Extracted records ->
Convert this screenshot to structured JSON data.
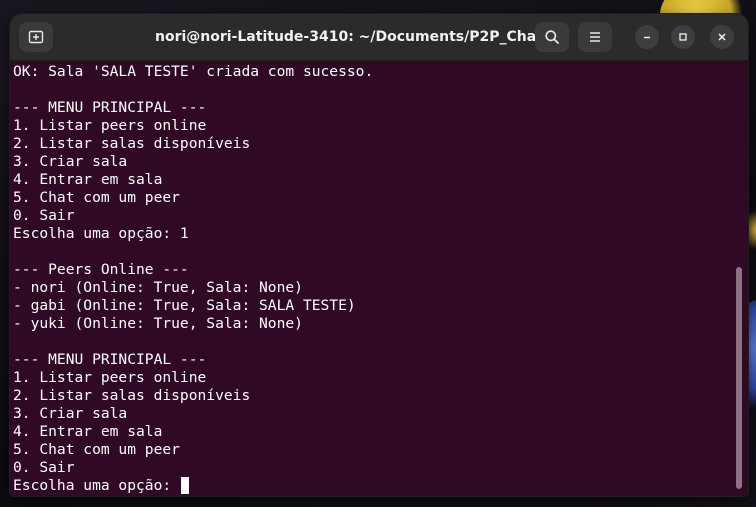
{
  "window": {
    "title": "nori@nori-Latitude-3410: ~/Documents/P2P_Chat"
  },
  "titlebar": {
    "new_tab_icon": "new-tab-icon",
    "search_icon": "search-icon",
    "menu_icon": "hamburger-menu-icon",
    "minimize_icon": "minimize-icon",
    "maximize_icon": "maximize-icon",
    "close_icon": "close-icon"
  },
  "colors": {
    "terminal_bg": "#300a24",
    "titlebar_bg": "#2b2b2b",
    "text": "#ffffff"
  },
  "terminal": {
    "lines": [
      "OK: Sala 'SALA TESTE' criada com sucesso.",
      "",
      "--- MENU PRINCIPAL ---",
      "1. Listar peers online",
      "2. Listar salas disponíveis",
      "3. Criar sala",
      "4. Entrar em sala",
      "5. Chat com um peer",
      "0. Sair",
      "Escolha uma opção: 1",
      "",
      "--- Peers Online ---",
      "- nori (Online: True, Sala: None)",
      "- gabi (Online: True, Sala: SALA TESTE)",
      "- yuki (Online: True, Sala: None)",
      "",
      "--- MENU PRINCIPAL ---",
      "1. Listar peers online",
      "2. Listar salas disponíveis",
      "3. Criar sala",
      "4. Entrar em sala",
      "5. Chat com um peer",
      "0. Sair"
    ],
    "prompt": "Escolha uma opção: "
  }
}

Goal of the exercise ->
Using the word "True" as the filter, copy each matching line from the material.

Exercise solution ->
      "- nori (Online: True, Sala: None)",
      "- gabi (Online: True, Sala: SALA TESTE)",
      "- yuki (Online: True, Sala: None)",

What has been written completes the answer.